UIS KHS Commission
Paleokarst: cessation and rebirth?
Abstract:

The transformation of active karst into paleokarst by burial, isolation or cessation of process is not necessarily permanent. Paleokarst structures and landforms can be and are exhumed or reactivated, sometimes on numerous occasions. There is not a great deal of similarity between the localities where exhumation and reactivation of paleokarst has been reported. Exhumation and reactivation however have not been reported in many karsts that are similar to those where they have been reported. Exhumation and reactivation appears to be favoured in four situations: - the margins of sedimentary basins overlying grand unconformities, the axes of anticlines, narrow steeply-dipping impounded karsts and where paleokarst fill contains unstable minerals. Six processes are principally responsible for exhumation and reactivation: - per-ascensum speleogenesis, eustatic sea level changes, paragenesis, high density speleogenesis, glaciation, and large-scale meteoric speleogenesis. On some occasions karst landforms, particularly caves or segments of caves, may survive intact and unfilled for geologically significant periods of time. These may be completely isolated from the surface environment, or become reactivated by entrance formation due to breakdown, surface lowering or headward erosion.
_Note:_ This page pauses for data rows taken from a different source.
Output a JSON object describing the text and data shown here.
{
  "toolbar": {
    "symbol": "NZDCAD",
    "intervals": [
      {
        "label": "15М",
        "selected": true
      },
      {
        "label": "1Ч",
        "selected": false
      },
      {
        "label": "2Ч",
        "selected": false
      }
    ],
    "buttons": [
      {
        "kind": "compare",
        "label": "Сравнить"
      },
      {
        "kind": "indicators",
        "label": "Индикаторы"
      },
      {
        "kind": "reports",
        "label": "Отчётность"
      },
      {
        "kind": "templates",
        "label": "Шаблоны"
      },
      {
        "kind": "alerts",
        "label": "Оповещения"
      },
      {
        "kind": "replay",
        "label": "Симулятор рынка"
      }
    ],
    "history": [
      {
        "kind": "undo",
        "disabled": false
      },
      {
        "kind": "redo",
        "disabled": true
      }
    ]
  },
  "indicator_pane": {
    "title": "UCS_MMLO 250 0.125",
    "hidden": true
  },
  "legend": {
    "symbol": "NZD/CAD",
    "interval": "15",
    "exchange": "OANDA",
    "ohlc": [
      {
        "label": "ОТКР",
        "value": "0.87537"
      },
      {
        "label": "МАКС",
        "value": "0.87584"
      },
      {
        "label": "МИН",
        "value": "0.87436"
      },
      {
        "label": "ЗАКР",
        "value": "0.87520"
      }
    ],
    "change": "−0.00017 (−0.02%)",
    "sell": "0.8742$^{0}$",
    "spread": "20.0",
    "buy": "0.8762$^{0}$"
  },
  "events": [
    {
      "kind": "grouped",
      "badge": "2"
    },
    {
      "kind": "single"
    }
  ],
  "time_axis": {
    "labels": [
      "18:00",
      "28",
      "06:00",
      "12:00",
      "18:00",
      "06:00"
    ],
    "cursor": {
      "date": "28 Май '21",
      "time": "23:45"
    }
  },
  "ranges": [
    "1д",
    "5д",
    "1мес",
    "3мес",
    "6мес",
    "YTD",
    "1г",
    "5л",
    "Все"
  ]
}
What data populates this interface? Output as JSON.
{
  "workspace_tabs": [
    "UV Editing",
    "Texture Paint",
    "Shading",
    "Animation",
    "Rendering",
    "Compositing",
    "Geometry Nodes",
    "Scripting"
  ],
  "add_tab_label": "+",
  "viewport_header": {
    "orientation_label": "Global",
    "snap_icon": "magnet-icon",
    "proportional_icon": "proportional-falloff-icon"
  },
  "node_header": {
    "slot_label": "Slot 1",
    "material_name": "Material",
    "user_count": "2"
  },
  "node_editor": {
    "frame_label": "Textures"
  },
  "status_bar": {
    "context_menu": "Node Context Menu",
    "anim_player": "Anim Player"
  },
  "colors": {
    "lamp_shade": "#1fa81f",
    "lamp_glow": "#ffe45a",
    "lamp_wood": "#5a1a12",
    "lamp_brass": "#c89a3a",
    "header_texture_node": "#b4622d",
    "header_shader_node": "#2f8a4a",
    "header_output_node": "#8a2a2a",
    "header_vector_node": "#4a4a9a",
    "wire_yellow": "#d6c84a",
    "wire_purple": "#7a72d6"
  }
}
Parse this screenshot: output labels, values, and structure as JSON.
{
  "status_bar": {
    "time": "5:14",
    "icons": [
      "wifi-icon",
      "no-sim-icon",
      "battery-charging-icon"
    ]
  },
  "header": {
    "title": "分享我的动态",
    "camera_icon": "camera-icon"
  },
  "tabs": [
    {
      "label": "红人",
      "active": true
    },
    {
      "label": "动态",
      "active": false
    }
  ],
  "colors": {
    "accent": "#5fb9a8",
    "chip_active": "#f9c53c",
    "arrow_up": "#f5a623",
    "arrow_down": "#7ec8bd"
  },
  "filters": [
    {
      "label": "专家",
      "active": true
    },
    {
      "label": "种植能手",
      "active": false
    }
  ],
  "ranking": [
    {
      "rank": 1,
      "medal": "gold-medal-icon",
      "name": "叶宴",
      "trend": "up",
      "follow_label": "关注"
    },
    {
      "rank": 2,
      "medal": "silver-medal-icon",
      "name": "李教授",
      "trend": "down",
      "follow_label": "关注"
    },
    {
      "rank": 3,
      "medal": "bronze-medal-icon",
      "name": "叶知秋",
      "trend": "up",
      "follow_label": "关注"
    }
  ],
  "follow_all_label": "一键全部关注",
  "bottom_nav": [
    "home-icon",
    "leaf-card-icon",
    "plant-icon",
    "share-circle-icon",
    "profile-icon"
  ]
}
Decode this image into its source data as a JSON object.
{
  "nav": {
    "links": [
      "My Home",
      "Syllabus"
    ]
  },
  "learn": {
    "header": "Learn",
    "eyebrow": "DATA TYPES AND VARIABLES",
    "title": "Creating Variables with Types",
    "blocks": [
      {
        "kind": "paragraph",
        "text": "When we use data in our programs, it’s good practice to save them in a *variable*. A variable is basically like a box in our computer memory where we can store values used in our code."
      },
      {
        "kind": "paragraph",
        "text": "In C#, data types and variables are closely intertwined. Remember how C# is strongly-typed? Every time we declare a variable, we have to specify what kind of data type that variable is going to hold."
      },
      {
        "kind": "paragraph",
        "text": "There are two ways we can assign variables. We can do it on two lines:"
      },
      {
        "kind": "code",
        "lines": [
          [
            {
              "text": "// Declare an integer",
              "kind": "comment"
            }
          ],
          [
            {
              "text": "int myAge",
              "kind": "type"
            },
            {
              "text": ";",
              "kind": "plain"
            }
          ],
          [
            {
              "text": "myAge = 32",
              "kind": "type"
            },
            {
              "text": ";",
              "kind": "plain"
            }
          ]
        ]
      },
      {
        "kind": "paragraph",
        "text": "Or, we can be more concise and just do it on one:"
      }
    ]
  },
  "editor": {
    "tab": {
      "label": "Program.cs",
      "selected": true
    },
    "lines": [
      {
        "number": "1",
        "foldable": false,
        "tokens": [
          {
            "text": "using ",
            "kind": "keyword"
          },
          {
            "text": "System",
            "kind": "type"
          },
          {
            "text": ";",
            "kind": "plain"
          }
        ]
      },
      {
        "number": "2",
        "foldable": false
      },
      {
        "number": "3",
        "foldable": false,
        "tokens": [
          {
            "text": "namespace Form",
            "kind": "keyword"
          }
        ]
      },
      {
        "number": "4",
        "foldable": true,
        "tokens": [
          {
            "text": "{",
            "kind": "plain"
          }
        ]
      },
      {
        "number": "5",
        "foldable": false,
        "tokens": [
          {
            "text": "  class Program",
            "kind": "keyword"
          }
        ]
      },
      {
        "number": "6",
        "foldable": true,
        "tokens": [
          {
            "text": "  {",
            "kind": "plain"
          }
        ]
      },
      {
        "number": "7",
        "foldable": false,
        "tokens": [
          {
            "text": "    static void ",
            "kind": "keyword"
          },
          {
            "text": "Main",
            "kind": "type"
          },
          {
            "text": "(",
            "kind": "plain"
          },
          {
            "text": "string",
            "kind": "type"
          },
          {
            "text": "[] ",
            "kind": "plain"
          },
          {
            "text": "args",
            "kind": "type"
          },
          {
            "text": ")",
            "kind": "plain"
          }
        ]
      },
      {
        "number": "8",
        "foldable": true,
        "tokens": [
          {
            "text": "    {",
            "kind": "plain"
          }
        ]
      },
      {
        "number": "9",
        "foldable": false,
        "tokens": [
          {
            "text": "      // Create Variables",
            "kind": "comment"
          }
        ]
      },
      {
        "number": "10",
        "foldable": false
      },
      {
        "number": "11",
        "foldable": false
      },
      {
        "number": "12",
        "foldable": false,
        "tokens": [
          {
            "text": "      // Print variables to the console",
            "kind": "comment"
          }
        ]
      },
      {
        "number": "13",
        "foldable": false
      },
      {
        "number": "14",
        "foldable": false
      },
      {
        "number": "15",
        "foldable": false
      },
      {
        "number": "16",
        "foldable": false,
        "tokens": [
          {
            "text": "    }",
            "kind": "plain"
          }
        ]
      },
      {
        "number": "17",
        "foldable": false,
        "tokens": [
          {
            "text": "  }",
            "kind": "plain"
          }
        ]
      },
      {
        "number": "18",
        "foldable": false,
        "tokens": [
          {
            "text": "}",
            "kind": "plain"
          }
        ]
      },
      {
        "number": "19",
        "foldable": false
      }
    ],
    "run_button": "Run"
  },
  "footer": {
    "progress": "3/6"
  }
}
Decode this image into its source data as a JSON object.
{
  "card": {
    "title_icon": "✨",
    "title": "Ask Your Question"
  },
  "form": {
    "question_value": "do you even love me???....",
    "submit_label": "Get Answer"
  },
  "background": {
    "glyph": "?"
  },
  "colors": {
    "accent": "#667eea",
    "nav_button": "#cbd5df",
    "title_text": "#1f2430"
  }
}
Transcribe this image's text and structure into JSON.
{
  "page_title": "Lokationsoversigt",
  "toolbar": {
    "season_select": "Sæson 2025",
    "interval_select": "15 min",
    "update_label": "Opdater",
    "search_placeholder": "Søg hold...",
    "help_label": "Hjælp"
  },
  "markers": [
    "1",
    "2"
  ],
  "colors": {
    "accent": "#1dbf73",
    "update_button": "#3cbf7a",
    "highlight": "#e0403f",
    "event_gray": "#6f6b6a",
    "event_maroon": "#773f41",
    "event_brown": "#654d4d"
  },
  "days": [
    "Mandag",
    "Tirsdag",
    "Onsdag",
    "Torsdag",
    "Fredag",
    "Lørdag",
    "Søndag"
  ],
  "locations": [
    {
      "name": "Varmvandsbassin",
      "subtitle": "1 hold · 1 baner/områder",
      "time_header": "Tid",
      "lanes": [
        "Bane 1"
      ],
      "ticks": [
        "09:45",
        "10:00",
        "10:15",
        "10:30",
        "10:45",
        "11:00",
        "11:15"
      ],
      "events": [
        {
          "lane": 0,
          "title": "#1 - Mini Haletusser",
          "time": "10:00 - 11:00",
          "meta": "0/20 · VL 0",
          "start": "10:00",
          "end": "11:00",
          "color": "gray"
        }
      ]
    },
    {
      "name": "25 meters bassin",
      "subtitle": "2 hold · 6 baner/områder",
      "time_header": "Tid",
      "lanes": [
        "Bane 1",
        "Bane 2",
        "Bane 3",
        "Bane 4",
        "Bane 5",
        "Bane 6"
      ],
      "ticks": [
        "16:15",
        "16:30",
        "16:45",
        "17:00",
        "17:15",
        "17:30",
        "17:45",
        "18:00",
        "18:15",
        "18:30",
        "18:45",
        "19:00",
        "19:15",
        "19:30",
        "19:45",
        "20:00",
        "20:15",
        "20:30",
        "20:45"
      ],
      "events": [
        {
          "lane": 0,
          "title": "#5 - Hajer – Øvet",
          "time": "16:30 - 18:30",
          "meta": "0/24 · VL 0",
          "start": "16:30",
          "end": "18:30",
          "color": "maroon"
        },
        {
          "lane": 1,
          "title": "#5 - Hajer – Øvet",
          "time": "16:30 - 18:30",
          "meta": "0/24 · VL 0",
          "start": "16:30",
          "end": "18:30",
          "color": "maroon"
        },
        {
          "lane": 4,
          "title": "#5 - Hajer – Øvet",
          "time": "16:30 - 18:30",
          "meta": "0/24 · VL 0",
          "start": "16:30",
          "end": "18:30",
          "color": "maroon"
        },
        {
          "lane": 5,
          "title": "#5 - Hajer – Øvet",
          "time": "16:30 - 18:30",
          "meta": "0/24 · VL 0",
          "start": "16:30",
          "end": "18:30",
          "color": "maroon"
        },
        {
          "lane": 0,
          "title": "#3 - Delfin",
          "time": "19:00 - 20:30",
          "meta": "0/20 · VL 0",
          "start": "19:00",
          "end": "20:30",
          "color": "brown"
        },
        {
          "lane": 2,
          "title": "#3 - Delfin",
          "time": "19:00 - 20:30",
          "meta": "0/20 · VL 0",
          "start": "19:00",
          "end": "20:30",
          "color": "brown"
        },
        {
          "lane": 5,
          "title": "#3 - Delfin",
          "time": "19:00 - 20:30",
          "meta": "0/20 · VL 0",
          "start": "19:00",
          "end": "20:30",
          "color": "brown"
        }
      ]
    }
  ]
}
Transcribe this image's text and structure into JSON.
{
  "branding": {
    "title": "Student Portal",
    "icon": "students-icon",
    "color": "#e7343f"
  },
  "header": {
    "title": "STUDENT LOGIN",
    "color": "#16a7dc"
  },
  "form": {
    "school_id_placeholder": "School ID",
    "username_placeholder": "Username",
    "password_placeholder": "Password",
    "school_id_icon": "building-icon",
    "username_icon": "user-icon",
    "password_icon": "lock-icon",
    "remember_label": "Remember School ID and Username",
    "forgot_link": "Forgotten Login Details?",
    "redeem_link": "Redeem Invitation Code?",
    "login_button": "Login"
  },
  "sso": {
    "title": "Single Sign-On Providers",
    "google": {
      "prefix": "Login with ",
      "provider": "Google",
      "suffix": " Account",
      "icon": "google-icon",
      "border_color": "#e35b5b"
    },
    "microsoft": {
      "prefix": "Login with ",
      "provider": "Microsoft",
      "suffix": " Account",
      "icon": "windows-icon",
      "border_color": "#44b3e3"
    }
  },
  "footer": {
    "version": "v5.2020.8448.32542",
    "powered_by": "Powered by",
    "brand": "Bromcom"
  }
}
The intersection and reactivation of ancient open cavities and of exhumed cavities by “modern” caves may be much more common than is currently recognised. If caves have histories as long and as complex as the karsts in which they are developed then many “modern” caves will be composite features composed of interconnected “modern”, relict and exhumed cavities excavated at different times by different processes. Unravelling these histories is the new challenge facing cave science. It will require caves to be studied in a much more detailed, thorough and systematic manner and will also require the application of new technologies in surveying, analysis and dating